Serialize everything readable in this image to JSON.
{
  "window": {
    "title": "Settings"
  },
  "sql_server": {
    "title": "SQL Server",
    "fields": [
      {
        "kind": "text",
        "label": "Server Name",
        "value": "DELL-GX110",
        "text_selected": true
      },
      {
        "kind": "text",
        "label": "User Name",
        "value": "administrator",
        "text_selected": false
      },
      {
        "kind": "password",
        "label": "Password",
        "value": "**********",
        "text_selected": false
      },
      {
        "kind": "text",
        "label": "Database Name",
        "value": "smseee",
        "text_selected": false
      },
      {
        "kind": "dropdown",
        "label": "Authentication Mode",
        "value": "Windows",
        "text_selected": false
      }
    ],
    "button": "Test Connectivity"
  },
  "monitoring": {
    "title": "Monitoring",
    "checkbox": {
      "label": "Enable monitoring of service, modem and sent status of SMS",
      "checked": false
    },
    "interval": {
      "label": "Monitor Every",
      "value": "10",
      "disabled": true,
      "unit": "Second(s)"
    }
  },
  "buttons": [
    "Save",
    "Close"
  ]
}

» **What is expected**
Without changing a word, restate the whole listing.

» **Task result**
Serialize everything readable in this image to JSON.
{
  "window": {
    "title": "Settings"
  },
  "sql_server": {
    "title": "SQL Server",
    "fields": [
      {
        "kind": "text",
        "label": "Server Name",
        "value": "DELL-GX110",
        "text_selected": true
      },
      {
        "kind": "text",
        "label": "User Name",
        "value": "administrator",
        "text_selected": false
      },
      {
        "kind": "password",
        "label": "Password",
        "value": "**********",
        "text_selected": false
      },
      {
        "kind": "text",
        "label": "Database Name",
        "value": "smseee",
        "text_selected": false
      },
      {
        "kind": "dropdown",
        "label": "Authentication Mode",
        "value": "Windows",
        "text_selected": false
      }
    ],
    "button": "Test Connectivity"
  },
  "monitoring": {
    "title": "Monitoring",
    "checkbox": {
      "label": "Enable monitoring of service, modem and sent status of SMS",
      "checked": false
    },
    "interval": {
      "label": "Monitor Every",
      "value": "10",
      "disabled": true,
      "unit": "Second(s)"
    }
  },
  "buttons": [
    "Save",
    "Close"
  ]
}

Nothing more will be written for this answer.